(Given data Opens)

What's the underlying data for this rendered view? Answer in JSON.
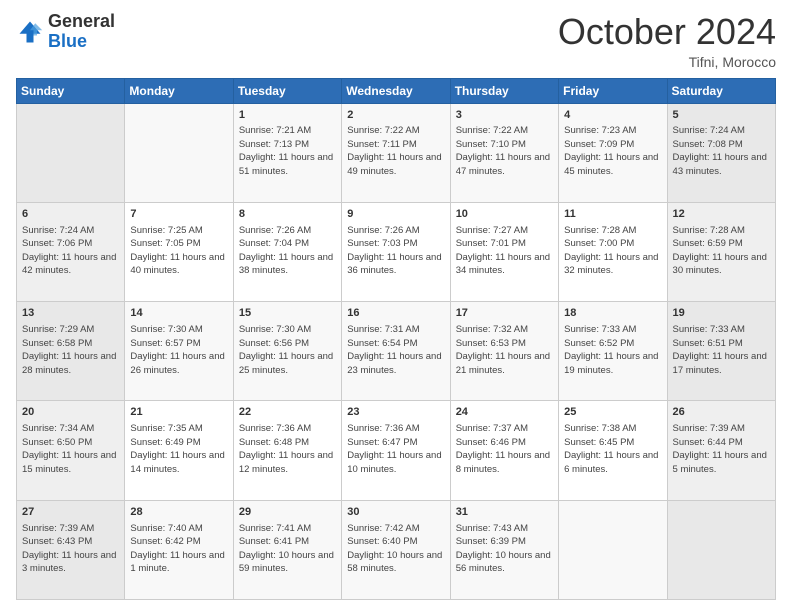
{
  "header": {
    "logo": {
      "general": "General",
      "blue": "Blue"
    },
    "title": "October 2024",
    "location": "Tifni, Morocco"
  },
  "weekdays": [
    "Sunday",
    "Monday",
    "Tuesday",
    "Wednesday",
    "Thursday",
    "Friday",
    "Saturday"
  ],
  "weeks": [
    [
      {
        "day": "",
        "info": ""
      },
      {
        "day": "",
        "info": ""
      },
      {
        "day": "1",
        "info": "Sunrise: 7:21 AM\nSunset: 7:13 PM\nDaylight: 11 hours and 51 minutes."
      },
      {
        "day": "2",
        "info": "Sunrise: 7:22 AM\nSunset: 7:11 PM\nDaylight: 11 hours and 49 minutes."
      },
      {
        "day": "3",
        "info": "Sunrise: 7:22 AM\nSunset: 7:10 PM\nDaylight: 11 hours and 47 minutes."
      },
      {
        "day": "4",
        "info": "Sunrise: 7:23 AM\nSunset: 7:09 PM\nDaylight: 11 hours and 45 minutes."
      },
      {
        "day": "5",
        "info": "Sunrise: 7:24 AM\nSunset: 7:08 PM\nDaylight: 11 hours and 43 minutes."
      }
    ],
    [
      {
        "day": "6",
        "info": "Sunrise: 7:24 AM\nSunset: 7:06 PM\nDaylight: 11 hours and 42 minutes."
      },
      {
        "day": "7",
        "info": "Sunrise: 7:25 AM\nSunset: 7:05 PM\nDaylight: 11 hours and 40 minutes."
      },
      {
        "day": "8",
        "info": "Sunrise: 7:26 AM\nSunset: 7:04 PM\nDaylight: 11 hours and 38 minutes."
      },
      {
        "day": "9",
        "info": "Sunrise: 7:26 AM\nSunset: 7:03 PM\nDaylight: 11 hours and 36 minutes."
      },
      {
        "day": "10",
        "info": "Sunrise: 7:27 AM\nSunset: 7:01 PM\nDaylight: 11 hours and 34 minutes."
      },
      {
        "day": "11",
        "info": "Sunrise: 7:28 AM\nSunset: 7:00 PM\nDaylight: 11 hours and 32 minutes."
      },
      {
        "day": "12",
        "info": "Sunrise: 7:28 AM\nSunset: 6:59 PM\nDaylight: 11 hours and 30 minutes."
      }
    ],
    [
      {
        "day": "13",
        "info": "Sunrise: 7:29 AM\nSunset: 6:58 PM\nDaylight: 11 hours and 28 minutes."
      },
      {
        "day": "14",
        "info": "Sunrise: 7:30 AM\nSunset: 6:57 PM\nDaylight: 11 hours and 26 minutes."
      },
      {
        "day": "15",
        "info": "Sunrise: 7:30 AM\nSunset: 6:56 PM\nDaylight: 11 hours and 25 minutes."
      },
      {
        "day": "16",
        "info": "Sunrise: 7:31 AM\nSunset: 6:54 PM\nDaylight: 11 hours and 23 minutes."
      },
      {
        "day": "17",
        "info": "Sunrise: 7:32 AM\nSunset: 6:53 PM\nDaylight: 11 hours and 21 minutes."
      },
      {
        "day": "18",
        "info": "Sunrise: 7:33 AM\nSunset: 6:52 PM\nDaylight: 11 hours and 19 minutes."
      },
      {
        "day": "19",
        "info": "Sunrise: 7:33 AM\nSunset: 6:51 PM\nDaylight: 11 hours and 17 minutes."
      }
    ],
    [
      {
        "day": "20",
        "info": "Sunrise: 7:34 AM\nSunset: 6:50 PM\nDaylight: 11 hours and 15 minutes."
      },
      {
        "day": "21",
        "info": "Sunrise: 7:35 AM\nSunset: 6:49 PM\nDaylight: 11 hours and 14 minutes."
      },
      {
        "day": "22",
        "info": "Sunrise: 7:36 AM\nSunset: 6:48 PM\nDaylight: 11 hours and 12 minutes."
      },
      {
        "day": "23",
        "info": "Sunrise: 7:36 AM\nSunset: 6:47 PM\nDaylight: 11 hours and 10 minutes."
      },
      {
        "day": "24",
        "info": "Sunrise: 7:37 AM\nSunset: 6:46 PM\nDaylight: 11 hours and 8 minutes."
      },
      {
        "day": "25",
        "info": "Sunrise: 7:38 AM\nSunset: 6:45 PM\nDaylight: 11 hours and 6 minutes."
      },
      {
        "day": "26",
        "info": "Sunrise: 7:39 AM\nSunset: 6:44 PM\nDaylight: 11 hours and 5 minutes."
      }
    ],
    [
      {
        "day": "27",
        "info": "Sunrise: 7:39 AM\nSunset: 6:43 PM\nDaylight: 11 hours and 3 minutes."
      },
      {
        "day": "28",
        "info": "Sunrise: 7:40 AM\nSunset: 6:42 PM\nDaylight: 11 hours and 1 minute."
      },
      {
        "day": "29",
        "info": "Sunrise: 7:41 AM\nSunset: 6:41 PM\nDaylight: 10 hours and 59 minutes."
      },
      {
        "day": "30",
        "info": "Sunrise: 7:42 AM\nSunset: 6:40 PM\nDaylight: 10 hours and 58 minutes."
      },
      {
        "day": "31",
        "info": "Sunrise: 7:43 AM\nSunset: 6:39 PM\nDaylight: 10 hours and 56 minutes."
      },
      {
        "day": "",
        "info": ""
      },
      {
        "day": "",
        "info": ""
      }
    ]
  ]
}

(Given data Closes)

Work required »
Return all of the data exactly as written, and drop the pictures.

Response to the exercise »
What's the underlying data for this rendered view? Answer in JSON.
{
  "header": {
    "logo": {
      "general": "General",
      "blue": "Blue"
    },
    "title": "October 2024",
    "location": "Tifni, Morocco"
  },
  "weekdays": [
    "Sunday",
    "Monday",
    "Tuesday",
    "Wednesday",
    "Thursday",
    "Friday",
    "Saturday"
  ],
  "weeks": [
    [
      {
        "day": "",
        "info": ""
      },
      {
        "day": "",
        "info": ""
      },
      {
        "day": "1",
        "info": "Sunrise: 7:21 AM\nSunset: 7:13 PM\nDaylight: 11 hours and 51 minutes."
      },
      {
        "day": "2",
        "info": "Sunrise: 7:22 AM\nSunset: 7:11 PM\nDaylight: 11 hours and 49 minutes."
      },
      {
        "day": "3",
        "info": "Sunrise: 7:22 AM\nSunset: 7:10 PM\nDaylight: 11 hours and 47 minutes."
      },
      {
        "day": "4",
        "info": "Sunrise: 7:23 AM\nSunset: 7:09 PM\nDaylight: 11 hours and 45 minutes."
      },
      {
        "day": "5",
        "info": "Sunrise: 7:24 AM\nSunset: 7:08 PM\nDaylight: 11 hours and 43 minutes."
      }
    ],
    [
      {
        "day": "6",
        "info": "Sunrise: 7:24 AM\nSunset: 7:06 PM\nDaylight: 11 hours and 42 minutes."
      },
      {
        "day": "7",
        "info": "Sunrise: 7:25 AM\nSunset: 7:05 PM\nDaylight: 11 hours and 40 minutes."
      },
      {
        "day": "8",
        "info": "Sunrise: 7:26 AM\nSunset: 7:04 PM\nDaylight: 11 hours and 38 minutes."
      },
      {
        "day": "9",
        "info": "Sunrise: 7:26 AM\nSunset: 7:03 PM\nDaylight: 11 hours and 36 minutes."
      },
      {
        "day": "10",
        "info": "Sunrise: 7:27 AM\nSunset: 7:01 PM\nDaylight: 11 hours and 34 minutes."
      },
      {
        "day": "11",
        "info": "Sunrise: 7:28 AM\nSunset: 7:00 PM\nDaylight: 11 hours and 32 minutes."
      },
      {
        "day": "12",
        "info": "Sunrise: 7:28 AM\nSunset: 6:59 PM\nDaylight: 11 hours and 30 minutes."
      }
    ],
    [
      {
        "day": "13",
        "info": "Sunrise: 7:29 AM\nSunset: 6:58 PM\nDaylight: 11 hours and 28 minutes."
      },
      {
        "day": "14",
        "info": "Sunrise: 7:30 AM\nSunset: 6:57 PM\nDaylight: 11 hours and 26 minutes."
      },
      {
        "day": "15",
        "info": "Sunrise: 7:30 AM\nSunset: 6:56 PM\nDaylight: 11 hours and 25 minutes."
      },
      {
        "day": "16",
        "info": "Sunrise: 7:31 AM\nSunset: 6:54 PM\nDaylight: 11 hours and 23 minutes."
      },
      {
        "day": "17",
        "info": "Sunrise: 7:32 AM\nSunset: 6:53 PM\nDaylight: 11 hours and 21 minutes."
      },
      {
        "day": "18",
        "info": "Sunrise: 7:33 AM\nSunset: 6:52 PM\nDaylight: 11 hours and 19 minutes."
      },
      {
        "day": "19",
        "info": "Sunrise: 7:33 AM\nSunset: 6:51 PM\nDaylight: 11 hours and 17 minutes."
      }
    ],
    [
      {
        "day": "20",
        "info": "Sunrise: 7:34 AM\nSunset: 6:50 PM\nDaylight: 11 hours and 15 minutes."
      },
      {
        "day": "21",
        "info": "Sunrise: 7:35 AM\nSunset: 6:49 PM\nDaylight: 11 hours and 14 minutes."
      },
      {
        "day": "22",
        "info": "Sunrise: 7:36 AM\nSunset: 6:48 PM\nDaylight: 11 hours and 12 minutes."
      },
      {
        "day": "23",
        "info": "Sunrise: 7:36 AM\nSunset: 6:47 PM\nDaylight: 11 hours and 10 minutes."
      },
      {
        "day": "24",
        "info": "Sunrise: 7:37 AM\nSunset: 6:46 PM\nDaylight: 11 hours and 8 minutes."
      },
      {
        "day": "25",
        "info": "Sunrise: 7:38 AM\nSunset: 6:45 PM\nDaylight: 11 hours and 6 minutes."
      },
      {
        "day": "26",
        "info": "Sunrise: 7:39 AM\nSunset: 6:44 PM\nDaylight: 11 hours and 5 minutes."
      }
    ],
    [
      {
        "day": "27",
        "info": "Sunrise: 7:39 AM\nSunset: 6:43 PM\nDaylight: 11 hours and 3 minutes."
      },
      {
        "day": "28",
        "info": "Sunrise: 7:40 AM\nSunset: 6:42 PM\nDaylight: 11 hours and 1 minute."
      },
      {
        "day": "29",
        "info": "Sunrise: 7:41 AM\nSunset: 6:41 PM\nDaylight: 10 hours and 59 minutes."
      },
      {
        "day": "30",
        "info": "Sunrise: 7:42 AM\nSunset: 6:40 PM\nDaylight: 10 hours and 58 minutes."
      },
      {
        "day": "31",
        "info": "Sunrise: 7:43 AM\nSunset: 6:39 PM\nDaylight: 10 hours and 56 minutes."
      },
      {
        "day": "",
        "info": ""
      },
      {
        "day": "",
        "info": ""
      }
    ]
  ]
}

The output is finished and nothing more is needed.